Friday, July 24, 2020

MANAGEMENT OF CHANGE IN ASIA & EUROPE: Case studies of Essen (Germany) and Sawahlunto (Indonesia)


Case studies of Essen (Germany) and Sawahlunto (Indonesia)"

Thursday, July 30, 2020

15.00 Western Indonesia Time or 10.00 Central European Summer Time.

On 6 July 2019 was officially inscription of Sawahlunto in the UNESCO World Heritage List. To commemorate the anniversary, Pan-Sumatra Network for Heritage Conservation (Pansumnet) supported by several stakeholders organize a webinar about management of former coal mining sites.

UNESCO World Heritage Site Zollverein, Essen, Germany, that has been in the list since 2001 will share experiences and lessons learned as presenters, and heritage experts from Sawahlunto as discussants.

What can Sawahlunto learn from Zollverein that has been on the list for almost two decades?

What are the dynamics of heritage management in Asia and Europe?

How can both sites learn from each other?

If you are interested, please register via this link:

Friday, July 03, 2020


During 1997-2005 I lived in Sumatra Island, a population of 80 million, Indonesia. I traveled from end to end, to most of the villages, from Aceh to Lampung. This island has a very rich culture: customs, languages, foods, traditions, architecture, countless. Since I couldn't find any heritage organizations, I started to look for local contacts who were active in preserving local culture. After a year or two, there were about 14 organizations in Sumatra who got to know each other and shared similar passions for cultural heritage. All of us agreed to unite ourselves in a network called Pan-Sumatra Network for Heritage Conservation (Pansumnet). We organized training and gathering periodically to exchange experiences and mostly to encourage each other to keep going despite challenges and limitations. 

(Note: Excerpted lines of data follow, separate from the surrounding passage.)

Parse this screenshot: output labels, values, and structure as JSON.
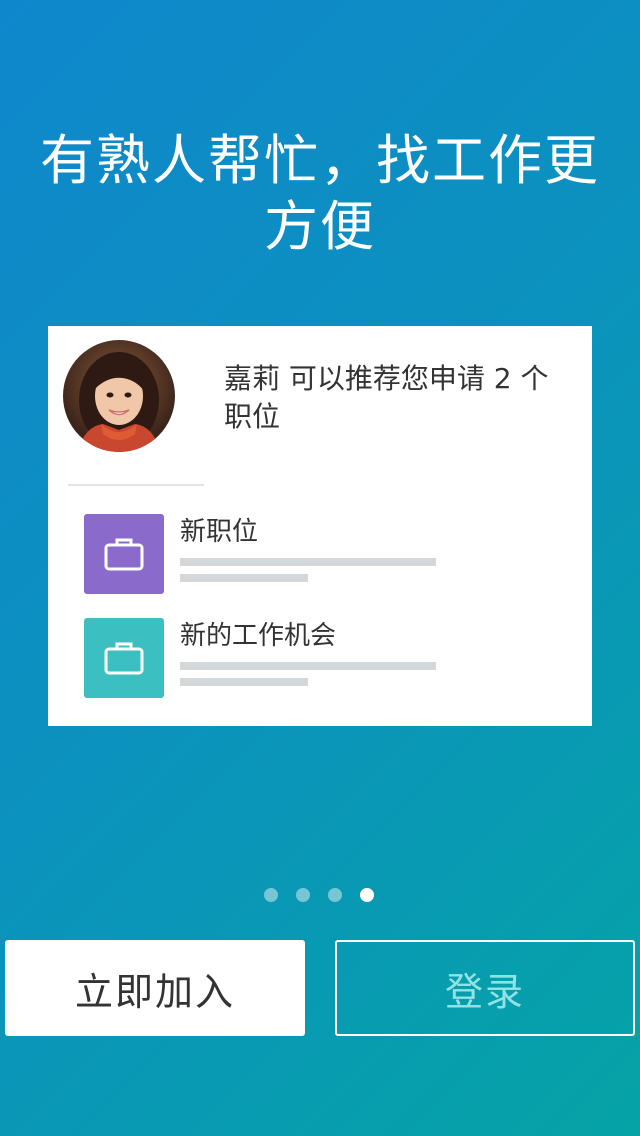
{
  "headline": "有熟人帮忙，找工作更方便",
  "card": {
    "recommendation_text": "嘉莉 可以推荐您申请 2 个职位",
    "avatar_icon": "person-photo",
    "jobs": [
      {
        "title": "新职位",
        "icon": "briefcase-icon",
        "color": "#8a6bcc"
      },
      {
        "title": "新的工作机会",
        "icon": "briefcase-icon",
        "color": "#3bbfc0"
      }
    ]
  },
  "pagination": {
    "total": 4,
    "active_index": 3
  },
  "buttons": {
    "join_label": "立即加入",
    "login_label": "登录"
  },
  "colors": {
    "background_start": "#0f87cc",
    "background_end": "#05a3a6",
    "login_text": "#8fe3e3"
  }
}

Anno 2020 Pansumnet survives and keeps its Whatsapp Group actively. We have also a monthly discussion with speakers from various islands. This is a network of individuals who work on grassroots, voluntarily, year after year, no plan, no subsidy, just keep going. It is an example of people's power who are aware of their cultural heritage in the middle of rapid development. Sometimes I wonder how to empower these voluntary movements so they can work and achieve more effectively?

What I have learned from Pansumnet is that this kind of regional network works best for a vast archipelago like Indonesia. It is manageable geographically and culturally. Other islands such as Kalimantan and Sulawesi should have their own networks. Java can manage itself without a regional network since every big city has a strong position in every way. 

The challenge is to find individuals who are willing to start the movements. The young generation who live outside Java has an acute problem of inferiority. They have learned that most initiatives come from Java, by the Javanese, or at least by those who have lived and studied in Java. Lack of leadership. This is a latent challenge for Indonesia that needs to be addressed. Decentralization is a good start but empowerment needs more. Distribution of quality of higher education, for example. Distribution of high-level job opportunities so graduates do not need to migrate to Java especially Jakarta. No brain drain. These could be the first steps to combat inferiority and to keep good leaders locally.